July 14, 2014: The U.S. Department of Justice announces a $7 billion settlement with Citigroup for selling toxic mortgages to investors.
November 2014: Citigroup pays more than $1 billion to settle civil allegations with regulators that it manipulated foreign currency markets. Other global banks settled at the same time.
2015: Citicorp, a unit of Citigroup, becomes an admitted felon by pleading guilty to a felony charge in the matter of rigging foreign currency trading, paying a fine of $925 million to the Justice Department and $342 million to the Federal Reserve for a total of $1.267 billion. The prior November it paid U.S. and U.K. regulators an additional $1.02 billion.

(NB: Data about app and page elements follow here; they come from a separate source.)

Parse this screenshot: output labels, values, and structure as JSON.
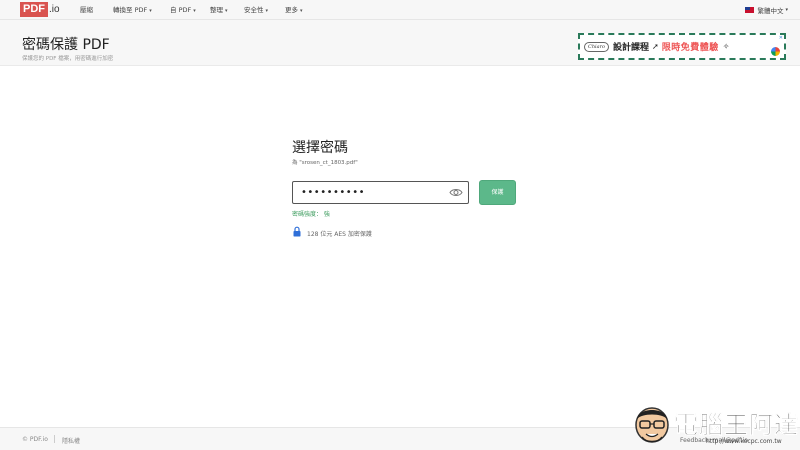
{
  "nav": {
    "logo_main": "PDF",
    "logo_suffix": ".io",
    "items": [
      {
        "label": "壓縮",
        "caret": ""
      },
      {
        "label": "轉換至 PDF",
        "caret": "▾"
      },
      {
        "label": "自 PDF",
        "caret": "▾"
      },
      {
        "label": "整理",
        "caret": "▾"
      },
      {
        "label": "安全性",
        "caret": "▾"
      },
      {
        "label": "更多",
        "caret": "▾"
      }
    ],
    "language": "繁體中文",
    "language_caret": "▾"
  },
  "header": {
    "title": "密碼保護 PDF",
    "subtitle": "保護您的 PDF 檔案，用密碼進行加密"
  },
  "ad": {
    "badge": "Chiaro",
    "title": "設計課程",
    "promo": "限時免費體驗",
    "close": "✕"
  },
  "form": {
    "title": "選擇密碼",
    "file_note": "為 \"srosen_ct_1803.pdf\"",
    "password_value": "••••••••••",
    "protect_label": "保護",
    "strength_text": "密碼強度： 強",
    "aes_note": "128 位元 AES 加密保護"
  },
  "footer": {
    "copyright": "© PDF.io",
    "privacy": "隱私權",
    "feedback": "Feedback: mail@pdf.io"
  },
  "watermark": {
    "text": "電腦王阿達",
    "url": "http://www.kocpc.com.tw"
  },
  "colors": {
    "accent_green": "#5cb88a",
    "strength_green": "#3a9b5c",
    "logo_red": "#d9534f",
    "lock_blue": "#2f6fd8"
  }
}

May 25, 2016: Citigroup agrees to pay $425 million to resolve claims brought by the Commodity Futures Trading Commission that it had rigged interest-rate benchmarks, including ISDAfix, from 2007 to 2012.
July 12, 2016: The Securities and Exchange Commission fined Citigroup Global Markets Inc. $7 million for failure to provide accurate trading records over a period of 15 years.
2017: Consumer Financial Protection Bureau (CFPB) settles with Citigroup’s Citibank over a litany of abuses against student loan borrowers. The CFPB ordered Citi to pay $3.75 million in restitution and to pay a $2.75 million fine. Also in 2017, the CFPB fined Citigroup’s mortgage unit $28.8 million for declining to tell home borrowers about options to avoid foreclosure and throwing up roadblocks for homeowners to apply for relief.
2018: Citigroup agreed to pay $100 million to the New York State Attorney General’s office and 41 other states for its role in rigging the interest rate benchmark known as Libor. Also in 2018, Citigroup paid a fine of $10.5 million to the SEC for making “fraudulently induced loans” in Mexico and in a separate action, for its traders engaging in unauthorized trading and hiding $81 million in losses.
2019: Citigroup was one of five banks charged by the European Union with rigging foreign exchange trading. It paid the heaviest fine of €310.8 million. Also in 2019, Citigroup settled charges with the OCC for $30 million that it held foreclosed homes off the market for an impermissible period of longer than five years.